## RECORDS TO PROCESS
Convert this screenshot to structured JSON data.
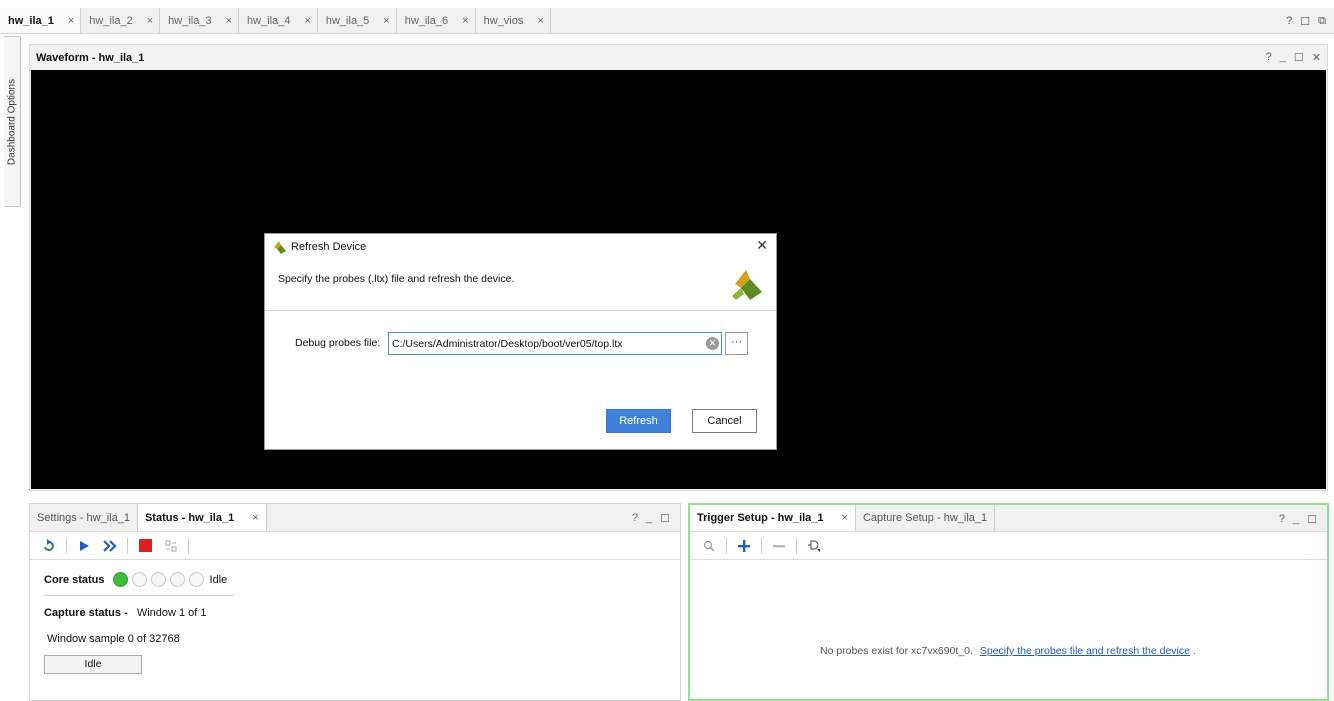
{
  "top_tabs": [
    {
      "label": "hw_ila_1",
      "active": true
    },
    {
      "label": "hw_ila_2",
      "active": false
    },
    {
      "label": "hw_ila_3",
      "active": false
    },
    {
      "label": "hw_ila_4",
      "active": false
    },
    {
      "label": "hw_ila_5",
      "active": false
    },
    {
      "label": "hw_ila_6",
      "active": false
    },
    {
      "label": "hw_vios",
      "active": false
    }
  ],
  "tab_close_glyph": "×",
  "window_controls": {
    "help": "?",
    "restore": "☐",
    "float": "⧉"
  },
  "side_tab": {
    "label": "Dashboard Options"
  },
  "waveform": {
    "title": "Waveform - hw_ila_1",
    "controls": {
      "help": "?",
      "minimize": "_",
      "maximize": "☐",
      "close": "✕"
    }
  },
  "dialog": {
    "title": "Refresh Device",
    "close": "✕",
    "description": "Specify the probes (.ltx) file and refresh the device.",
    "field_label": "Debug probes file:",
    "field_value": "C:/Users/Administrator/Desktop/boot/ver05/top.ltx",
    "clear_glyph": "✕",
    "browse_label": "···",
    "refresh_label": "Refresh",
    "cancel_label": "Cancel",
    "accent_color": "#3f80d8"
  },
  "left_panel": {
    "tabs": [
      {
        "label": "Settings - hw_ila_1",
        "active": false
      },
      {
        "label": "Status - hw_ila_1",
        "active": true
      }
    ],
    "close_glyph": "×",
    "controls": {
      "help": "?",
      "minimize": "_",
      "maximize": "☐"
    },
    "toolbar_icons": [
      "run-trigger-immediate-icon",
      "run-trigger-icon",
      "run-trigger-continuous-icon",
      "stop-trigger-icon",
      "toggle-view-icon"
    ],
    "core_status_label": "Core status",
    "core_status_leds": [
      true,
      false,
      false,
      false,
      false
    ],
    "core_status_value": "Idle",
    "capture_status_label": "Capture status -",
    "capture_status_value": "Window 1 of 1",
    "window_sample": "Window sample 0 of 32768",
    "state_button": "Idle",
    "led_on_color": "#3dbb3d"
  },
  "right_panel": {
    "tabs": [
      {
        "label": "Trigger Setup - hw_ila_1",
        "active": true
      },
      {
        "label": "Capture Setup - hw_ila_1",
        "active": false
      }
    ],
    "close_glyph": "×",
    "controls": {
      "help": "?",
      "minimize": "_",
      "maximize": "☐"
    },
    "toolbar_icons": [
      "search-icon",
      "add-probe-icon",
      "remove-probe-icon",
      "trigger-condition-icon"
    ],
    "message_prefix": "No probes exist for xc7vx690t_0.",
    "message_link": "Specify the probes file and refresh the device",
    "message_suffix": ".",
    "border_color": "#8fe08f"
  }
}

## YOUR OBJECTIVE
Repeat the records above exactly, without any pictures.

## ANSWER FOR THE TASK
Convert this screenshot to structured JSON data.
{
  "top_tabs": [
    {
      "label": "hw_ila_1",
      "active": true
    },
    {
      "label": "hw_ila_2",
      "active": false
    },
    {
      "label": "hw_ila_3",
      "active": false
    },
    {
      "label": "hw_ila_4",
      "active": false
    },
    {
      "label": "hw_ila_5",
      "active": false
    },
    {
      "label": "hw_ila_6",
      "active": false
    },
    {
      "label": "hw_vios",
      "active": false
    }
  ],
  "tab_close_glyph": "×",
  "window_controls": {
    "help": "?",
    "restore": "☐",
    "float": "⧉"
  },
  "side_tab": {
    "label": "Dashboard Options"
  },
  "waveform": {
    "title": "Waveform - hw_ila_1",
    "controls": {
      "help": "?",
      "minimize": "_",
      "maximize": "☐",
      "close": "✕"
    }
  },
  "dialog": {
    "title": "Refresh Device",
    "close": "✕",
    "description": "Specify the probes (.ltx) file and refresh the device.",
    "field_label": "Debug probes file:",
    "field_value": "C:/Users/Administrator/Desktop/boot/ver05/top.ltx",
    "clear_glyph": "✕",
    "browse_label": "···",
    "refresh_label": "Refresh",
    "cancel_label": "Cancel",
    "accent_color": "#3f80d8"
  },
  "left_panel": {
    "tabs": [
      {
        "label": "Settings - hw_ila_1",
        "active": false
      },
      {
        "label": "Status - hw_ila_1",
        "active": true
      }
    ],
    "close_glyph": "×",
    "controls": {
      "help": "?",
      "minimize": "_",
      "maximize": "☐"
    },
    "toolbar_icons": [
      "run-trigger-immediate-icon",
      "run-trigger-icon",
      "run-trigger-continuous-icon",
      "stop-trigger-icon",
      "toggle-view-icon"
    ],
    "core_status_label": "Core status",
    "core_status_leds": [
      true,
      false,
      false,
      false,
      false
    ],
    "core_status_value": "Idle",
    "capture_status_label": "Capture status -",
    "capture_status_value": "Window 1 of 1",
    "window_sample": "Window sample 0 of 32768",
    "state_button": "Idle",
    "led_on_color": "#3dbb3d"
  },
  "right_panel": {
    "tabs": [
      {
        "label": "Trigger Setup - hw_ila_1",
        "active": true
      },
      {
        "label": "Capture Setup - hw_ila_1",
        "active": false
      }
    ],
    "close_glyph": "×",
    "controls": {
      "help": "?",
      "minimize": "_",
      "maximize": "☐"
    },
    "toolbar_icons": [
      "search-icon",
      "add-probe-icon",
      "remove-probe-icon",
      "trigger-condition-icon"
    ],
    "message_prefix": "No probes exist for xc7vx690t_0.",
    "message_link": "Specify the probes file and refresh the device",
    "message_suffix": ".",
    "border_color": "#8fe08f"
  }
}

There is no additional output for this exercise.